There's been a set of people like them in English* society for generations. It's the brawling culture of the football "casuals", later called "yobs". It's a tribal association, and they unite around the St George's flag rather than the more usual British symbol, the Queen. A certain proportion of them are bound over to appear at police stations every time England plays in Eruope, just to prevent them from going over and starting trouble.

I've lived in the Netherlands for less than three years, so I don't know the society well enough to come up with a suitable analogy. In American politics, they would be the militias: conservative voters, worried about the dilution of the native culture because of immigration and what they see as left-wing collaboration with foreign influences, angry and willing to act on that anger in physical and violent ways.

[Like all sweeping cultural generalizations, the above paragraphs are probably as narrowly false as they are broadly true].

Lord Pearson (http://news.bbc.co.uk/2/hi/8381332.stm) is head of the UK Independence Party, whose platform maps very closely to the PVV's.

2 Posted by Richard Gadsden on 16 March 2010 | Permalink

That's a pretty fair description of the EDL.

As for UKIP, the real difference between them and PVV is that they span out of the UK Conservative party instead of out of the VVD. The UK Conservatives are at least as if not more right-wing than the VVD on economics, but are also at least as if not more socially conservative than the CDA.

While the Conservatives themselves have moved to a more socially-liberal position in the last ten years or so, UKIP have not in any way done so. If you google Section 28, you'll see where the Conservatives were in 1988 as one example - UKIP would like to reinstate Section 28.

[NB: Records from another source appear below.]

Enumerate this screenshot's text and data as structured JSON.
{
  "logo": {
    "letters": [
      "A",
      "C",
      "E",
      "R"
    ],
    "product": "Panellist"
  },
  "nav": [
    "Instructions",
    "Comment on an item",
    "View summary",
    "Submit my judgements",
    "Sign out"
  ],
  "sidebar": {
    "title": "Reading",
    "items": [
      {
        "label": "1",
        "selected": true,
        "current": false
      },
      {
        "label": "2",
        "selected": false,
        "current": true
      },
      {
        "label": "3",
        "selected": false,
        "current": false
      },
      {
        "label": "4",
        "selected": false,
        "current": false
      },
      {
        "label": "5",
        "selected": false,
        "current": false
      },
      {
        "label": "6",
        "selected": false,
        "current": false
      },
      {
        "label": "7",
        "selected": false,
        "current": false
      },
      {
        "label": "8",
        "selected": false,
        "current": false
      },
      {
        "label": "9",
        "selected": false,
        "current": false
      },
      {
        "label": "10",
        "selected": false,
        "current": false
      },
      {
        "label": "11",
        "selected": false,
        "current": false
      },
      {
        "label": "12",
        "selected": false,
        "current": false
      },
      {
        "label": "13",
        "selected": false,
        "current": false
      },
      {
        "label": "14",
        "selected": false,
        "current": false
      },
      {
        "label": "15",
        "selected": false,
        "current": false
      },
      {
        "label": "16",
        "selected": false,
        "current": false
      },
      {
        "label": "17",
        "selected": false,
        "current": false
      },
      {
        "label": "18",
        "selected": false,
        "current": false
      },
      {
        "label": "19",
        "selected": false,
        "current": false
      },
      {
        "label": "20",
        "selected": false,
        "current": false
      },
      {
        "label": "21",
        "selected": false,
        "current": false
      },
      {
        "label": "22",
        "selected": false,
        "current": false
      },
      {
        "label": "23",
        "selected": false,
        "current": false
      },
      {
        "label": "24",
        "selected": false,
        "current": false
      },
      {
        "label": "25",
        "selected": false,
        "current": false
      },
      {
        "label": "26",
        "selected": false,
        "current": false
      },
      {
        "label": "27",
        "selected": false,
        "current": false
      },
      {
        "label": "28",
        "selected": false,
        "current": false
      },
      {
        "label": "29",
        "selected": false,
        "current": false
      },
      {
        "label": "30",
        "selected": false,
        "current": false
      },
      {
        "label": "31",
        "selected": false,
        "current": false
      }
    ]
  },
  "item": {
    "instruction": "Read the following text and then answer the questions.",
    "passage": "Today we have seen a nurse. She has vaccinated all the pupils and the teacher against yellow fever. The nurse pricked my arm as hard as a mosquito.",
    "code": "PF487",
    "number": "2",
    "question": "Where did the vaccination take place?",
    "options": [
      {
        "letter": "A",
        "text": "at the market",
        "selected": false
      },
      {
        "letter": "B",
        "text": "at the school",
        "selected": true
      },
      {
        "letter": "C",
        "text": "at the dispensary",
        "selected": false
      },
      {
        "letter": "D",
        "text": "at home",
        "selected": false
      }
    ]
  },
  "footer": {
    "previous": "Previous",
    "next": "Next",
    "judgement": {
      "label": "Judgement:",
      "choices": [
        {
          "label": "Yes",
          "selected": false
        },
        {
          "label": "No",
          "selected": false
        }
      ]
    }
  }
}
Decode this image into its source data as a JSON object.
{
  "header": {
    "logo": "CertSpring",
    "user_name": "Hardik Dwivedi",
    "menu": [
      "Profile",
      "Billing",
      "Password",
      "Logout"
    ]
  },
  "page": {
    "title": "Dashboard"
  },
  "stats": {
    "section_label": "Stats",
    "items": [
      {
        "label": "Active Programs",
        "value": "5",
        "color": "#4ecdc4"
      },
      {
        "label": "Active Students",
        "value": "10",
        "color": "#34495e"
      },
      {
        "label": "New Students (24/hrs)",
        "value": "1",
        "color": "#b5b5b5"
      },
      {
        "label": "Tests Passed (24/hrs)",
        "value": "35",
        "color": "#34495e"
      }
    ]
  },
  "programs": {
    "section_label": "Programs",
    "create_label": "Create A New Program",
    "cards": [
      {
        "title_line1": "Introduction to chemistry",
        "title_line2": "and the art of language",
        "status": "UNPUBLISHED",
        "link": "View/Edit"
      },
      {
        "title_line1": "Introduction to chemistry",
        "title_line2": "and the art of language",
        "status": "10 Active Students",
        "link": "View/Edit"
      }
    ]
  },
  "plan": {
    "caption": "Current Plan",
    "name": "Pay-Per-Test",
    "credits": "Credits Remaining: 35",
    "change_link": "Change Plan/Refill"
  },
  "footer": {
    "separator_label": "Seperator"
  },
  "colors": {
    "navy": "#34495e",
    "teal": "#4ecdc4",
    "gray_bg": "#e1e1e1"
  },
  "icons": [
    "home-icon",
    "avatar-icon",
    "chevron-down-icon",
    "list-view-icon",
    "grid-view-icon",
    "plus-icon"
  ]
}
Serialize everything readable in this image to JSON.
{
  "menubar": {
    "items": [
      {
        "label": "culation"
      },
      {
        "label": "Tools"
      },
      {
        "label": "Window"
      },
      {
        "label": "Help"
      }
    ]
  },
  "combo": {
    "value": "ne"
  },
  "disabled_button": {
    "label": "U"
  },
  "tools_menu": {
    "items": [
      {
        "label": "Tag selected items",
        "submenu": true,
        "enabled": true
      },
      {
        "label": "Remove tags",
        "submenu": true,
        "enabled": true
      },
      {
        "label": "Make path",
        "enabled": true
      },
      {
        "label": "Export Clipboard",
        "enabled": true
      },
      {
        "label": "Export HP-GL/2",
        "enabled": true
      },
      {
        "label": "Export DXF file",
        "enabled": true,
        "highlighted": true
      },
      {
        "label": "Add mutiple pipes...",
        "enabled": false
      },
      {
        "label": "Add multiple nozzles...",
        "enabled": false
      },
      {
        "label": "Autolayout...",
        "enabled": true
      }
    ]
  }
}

Strictly, I've misrepresented the history of UKIP - it was originally a combination of left-wing anti-Europeans ("socialism in one country" thesists) and right-wing anti-Europeans (British nationalists) who were mostly socially conservative. Over time, the left-wingers and the socially liberal minority of the right-wingers abandoned the party, but that all happened before they started getting large numbers of voters, so even their own membership have mostly forgotten that it ever happened.